Specialising in the design of footwear, interior accessories and performance, Eelko Moorer’s work finds a balance between the descriptive aspect of art and the process, context and prescriptive elements of design. We caught up with him in his Stoke Newington Studio on the eve of the launch of his commission for the ‘Waste Not Want It’ initiative at Bloomberg.
Eelko, it seems that what you essentially deal in is aesthetics. Is it the idea of an object, more than the object per se, that you are creating or describing?
Absolutely. I find aesthetics very undervalued at the moment and an interesting area. Quite a few pieces of mine are very different when you experience them than when you just look at them. The idea is to make something which causes you to act or think. For example my pieces with the hairs coming out, the ‘Jungle Vase’ and ‘Jungle Groove’ installation in Milan made of swings, vines and suspended objects are quite uncanny. What’s important I think with any of the objects I make is attempting to invoke an aesthetic response in the viewer. A sense of simultaneous attraction and repulsion.

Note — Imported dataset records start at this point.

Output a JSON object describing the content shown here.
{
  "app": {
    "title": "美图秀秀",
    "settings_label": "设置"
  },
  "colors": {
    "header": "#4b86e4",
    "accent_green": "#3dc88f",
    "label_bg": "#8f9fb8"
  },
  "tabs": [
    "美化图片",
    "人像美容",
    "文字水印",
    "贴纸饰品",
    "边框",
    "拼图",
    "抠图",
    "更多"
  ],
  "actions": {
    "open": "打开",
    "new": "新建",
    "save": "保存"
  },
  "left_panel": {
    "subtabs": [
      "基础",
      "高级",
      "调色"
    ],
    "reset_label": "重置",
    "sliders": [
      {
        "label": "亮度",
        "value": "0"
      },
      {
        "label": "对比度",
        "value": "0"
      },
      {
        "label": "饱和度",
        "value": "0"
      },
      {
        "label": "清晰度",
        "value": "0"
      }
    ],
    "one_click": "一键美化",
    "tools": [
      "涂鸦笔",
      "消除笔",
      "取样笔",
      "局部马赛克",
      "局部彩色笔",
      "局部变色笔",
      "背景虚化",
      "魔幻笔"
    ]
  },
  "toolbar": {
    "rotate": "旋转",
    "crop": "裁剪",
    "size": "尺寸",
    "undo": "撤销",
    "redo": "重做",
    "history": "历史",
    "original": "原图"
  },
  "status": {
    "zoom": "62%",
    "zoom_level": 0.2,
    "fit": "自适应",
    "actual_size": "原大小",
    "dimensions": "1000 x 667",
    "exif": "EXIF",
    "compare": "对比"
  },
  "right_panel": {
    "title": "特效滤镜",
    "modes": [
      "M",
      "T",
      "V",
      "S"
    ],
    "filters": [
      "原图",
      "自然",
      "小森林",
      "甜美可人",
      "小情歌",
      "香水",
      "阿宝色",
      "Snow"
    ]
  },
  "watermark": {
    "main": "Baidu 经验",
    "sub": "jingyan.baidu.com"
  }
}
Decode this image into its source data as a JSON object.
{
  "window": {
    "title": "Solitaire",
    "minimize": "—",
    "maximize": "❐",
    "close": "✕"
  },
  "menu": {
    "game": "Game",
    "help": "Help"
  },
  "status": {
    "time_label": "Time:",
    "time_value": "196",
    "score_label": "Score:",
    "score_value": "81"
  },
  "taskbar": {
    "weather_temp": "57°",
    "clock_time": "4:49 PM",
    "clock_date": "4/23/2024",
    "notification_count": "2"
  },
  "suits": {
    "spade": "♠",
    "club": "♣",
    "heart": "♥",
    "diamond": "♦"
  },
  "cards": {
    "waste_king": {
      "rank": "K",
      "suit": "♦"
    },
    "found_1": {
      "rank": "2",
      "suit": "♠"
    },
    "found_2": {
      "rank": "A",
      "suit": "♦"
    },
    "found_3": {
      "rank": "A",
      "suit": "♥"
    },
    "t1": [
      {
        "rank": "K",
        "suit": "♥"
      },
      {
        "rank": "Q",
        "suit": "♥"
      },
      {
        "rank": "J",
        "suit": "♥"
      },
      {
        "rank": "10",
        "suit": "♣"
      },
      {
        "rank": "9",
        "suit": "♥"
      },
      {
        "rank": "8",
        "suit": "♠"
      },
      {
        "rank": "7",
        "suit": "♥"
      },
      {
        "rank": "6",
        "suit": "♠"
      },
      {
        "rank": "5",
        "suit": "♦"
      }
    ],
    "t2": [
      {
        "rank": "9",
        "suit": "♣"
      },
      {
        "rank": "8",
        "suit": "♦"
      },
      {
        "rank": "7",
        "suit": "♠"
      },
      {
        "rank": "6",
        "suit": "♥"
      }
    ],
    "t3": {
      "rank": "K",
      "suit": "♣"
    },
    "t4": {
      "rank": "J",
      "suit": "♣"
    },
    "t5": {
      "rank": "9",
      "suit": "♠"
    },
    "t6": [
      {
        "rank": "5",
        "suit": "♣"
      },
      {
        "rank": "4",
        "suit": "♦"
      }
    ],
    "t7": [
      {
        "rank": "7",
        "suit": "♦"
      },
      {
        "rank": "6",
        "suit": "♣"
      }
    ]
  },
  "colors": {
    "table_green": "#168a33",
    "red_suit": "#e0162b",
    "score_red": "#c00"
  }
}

Is there some sense of Burke’s sublime focussing on the physiological effects on the viewer, in particular the dual emotional quality of fear and attraction?
Yes, somewhat. You want to touch it and simultaneously run away. With many objects I’m looking for classical proportions but then I’m unsettling that. Classical symmetry is beautiful but with my use of materials and surfaces there is also a sense of horror. This is evident in the animations of hair that run through screens set into the low benches I made for the Bloomberg ‘Waste Not Want It’ commission. The idea of sitting on a sitting on a living breathing animal is there.
What’s your fascination with hair, it seems excuse the pun, to crop up a lot?
I find it gross. And much of my work is animalistic. In all my work there is a fascination with desires, associations, dreams …… a sense of exoticism and fantasy. I think hair is interesting in terms of its associations as well as its for potential in terms of print and mark making. It is also a sculptural material. Black hair is for instance very sculptural to work with.
You talk about Basquiat, animalism, voodoo, and Atis Rezistans as influences. Can you tell us a bit more?
There has been a change in the way I work, although largely using the same associations and techniques my previous work was quite contrived and controlled. I think I am becoming more loose which is where Basquiat comes into it. The collective Atis Rezistans working in Port au Prince take and transform the detritus of Haiti’s failing economy into sculpture, creating survivalist recycling out of necessity, but with an allegorical dimension. There is also always something exotic about what I do and a melding or juxtaposition of ideas. In the same way voodoo is a syncretic religion, that is it combines seemingly contradictory beliefs, which is what my practise often attempts to do or to ask the audience to think about when they experience a piece.
A lot of people will know your work in terms of the shoes you have designed, which seem to be about structure and support and the understanding of that in relation to the human body and how we think about it. The works at Bloomberg are also about structure and support, you talk about the importance of having different surfaces to either sit on or lean upon but in a controlled way. Do you actively think about structure, support and the lack of it when you design?
That’s the idea yes, you can either lean or balance on the uprights of the seats at Bloomberg, they don’t actually provide support. Two areas of my work which I’ve done alot with explore these ideas – the use of rubberised materials and of course the shoes, the most extreme is the shoes – but for Bloomberg I wanted to make a combination of these. Making pieces which are in proportion but also out of proportion. Minimal but not in terms of the surface treatment and materials. Rubber repels and attracts, very much like skin when you touch it. It reminds me of toys, things that are mass produced, but its also a way of perverting something – childish but also hard core fetishism. A vase which drops breaks whereas as rubber vase just bounces, it takes away its original function. Again coming back to the idea of the object as important.